Radio stations have a new problem to add to their woes. They’re being challenged by a proposal by record labels and artists to require them to pay up to $500 million more in royalties for the priviledge of playing their songs.

Radio stations already pay out hefty fees to songwriters and music publishers to license the tunes. But big names like Sheryl Crow and Tony Bennett are trying to woo Congress to support a bill that would assess the additional fee, pushing some overleveraged radio stations to financial brink.

For the music industry, winning a new levy like this would prop them up after decades of declining CD sales, and a losing fight against piracy. Each side is fighting hard, the radio people saying they are the ones who promote music, and the musicians saying that without them radio is nothing.

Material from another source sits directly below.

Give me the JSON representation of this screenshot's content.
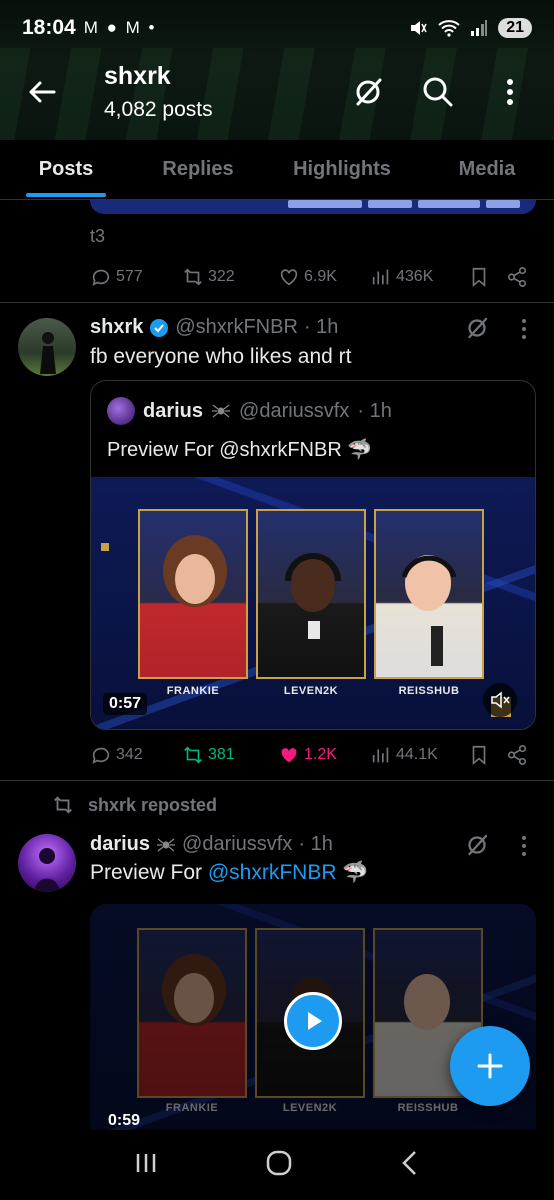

One lobbyist for the music industry claims radio’s promotional value is on the wane. So many people get their music from so many different sources, she says, ‘music promotes radio,’ not the other way around. But Boston’s famous radio programmer Oedipus retorts, ‘Can you imagine the outrage if radio stations demanded to be paid for playing a song? After all, it is a commercial for the band.”

According to the story in the WSJ, the House Judiciary Committee could vote on the bill as early as next week. Stay tuned, and keep listening!